It has been suggested that individuals who take surveys solely answer questions to obtain the incentive offered. However, people who answer surveys also tend to do so because they want to give their genuine feedback. Ultimately, the results of Chi-Square and Logistic Regression did not support the hypotheses.
Paul Alexander Ilkanich and Pratheek C. Koneru
Plants are considered the most cost effective and environmentally sound way to clean up the soils and water contaminated with toxic metals. We focused our studies on the fern species Polystichum acrostichoides. A total of 17 protein spots were up regulated and 3 proteins were down regulated upon various metal exposures, and are arranged to be subjected to liquid chromatography-tandem mass spectrometry for further identification.
Rebecca L. Jensen
Availability of bone forming osteoblast cells from genetically modified green fluorescing protein (GFP) expressing mouse opens up the possibility of carrying out live cell imaging of the cells as they adhere, migrate and proliferate on nano-texture modified opaque metallic surfaces. Cells inoculated at a density of 200 cells/mm2 proliferated 131% over a one week period.
Kathryn E. Johncock

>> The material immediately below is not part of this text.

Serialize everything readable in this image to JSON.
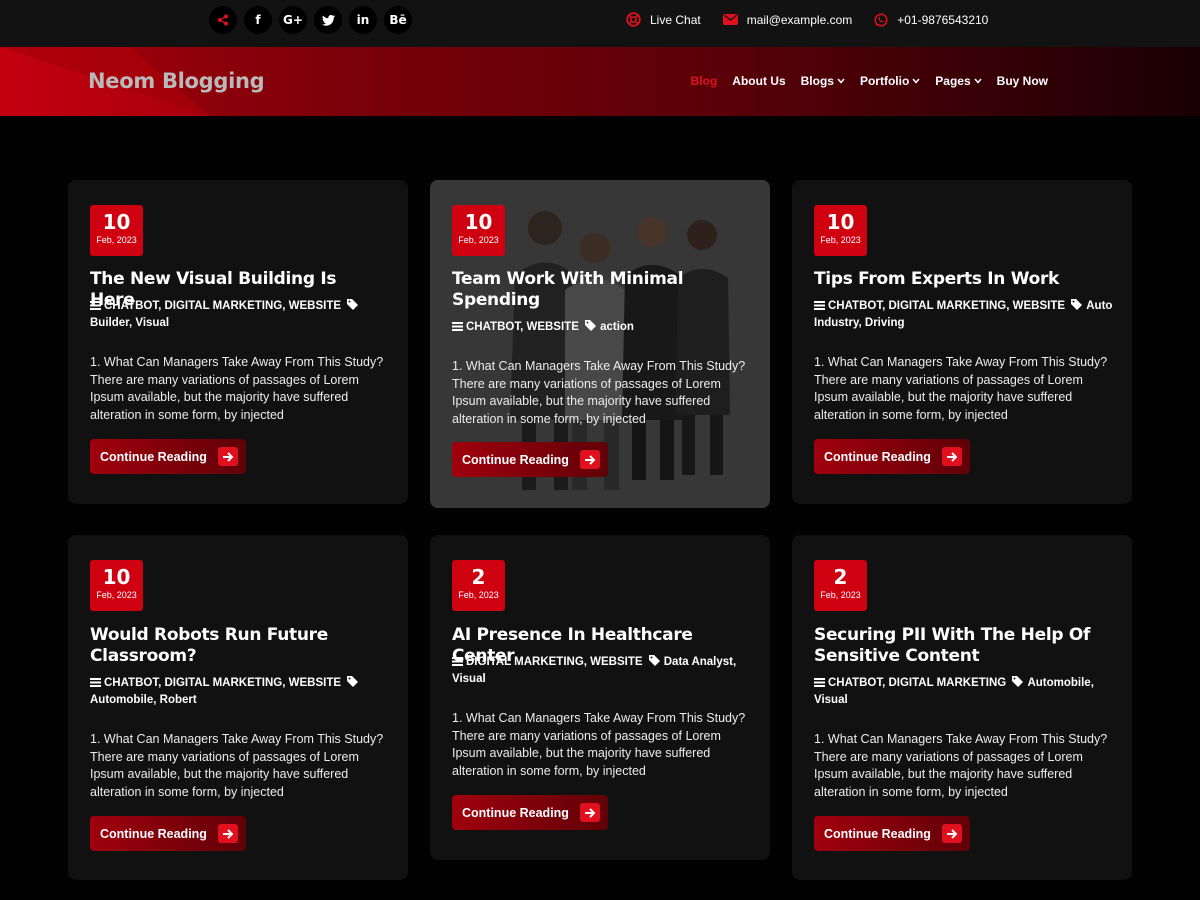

More than 100 mid-size inland lakes and reservoirs (greater than 2.5 acres) are located in highly urbanized Cuyahoga County. We assessed shoreline characteristics, macrophyte cover, and algal presence for 35 inland lakes within Cuyahoga County to determine whether there is a correlation between shoreline characteristics and the presence and abundance of algae and submerged plants.
Rhonda D. Jones
Glycans, especially, cell surface glycans acting as receptors, are involved in a wide range of biological processes. Analysis of the cell surface glycans provides a basis for understanding the molecular mechanism of glycan-mediated biological process. The present method can be applied in derivatizing sugars from natural sources for glycan sensor and glyco-functionalization applications.
Michel Elia Kahwaji Janho
Environmental effects and health hazards posed by fossil-fuel based technologies complemented by changes in the global economy have increased the demand for “cleaner” and more efficient technologies. Developments in technologies that rely on renewable or synthetic resources have therefore become more relevant in today’s economy and current industrial outlook. This study focuses on a critical assessment of pervaporation as a dehydration technique in the production of ethanol from sugar-cane. Energy demands of various separation schemes using this technique are evaluated.
Your Future Depends on It! Exploring Youth Engagement in Inquiry and Action toward Educational Change
Jacqueline J. Lamb
The purpose of our research was to explore how youth involved in participatory action research (PAR) understood PAR and their role in the research. This work promises to offer new insights within education and psychology concerning youth engagement in school change, research methods that are participatory and action oriented, and understanding lived experience in relation to historical and structural conditions.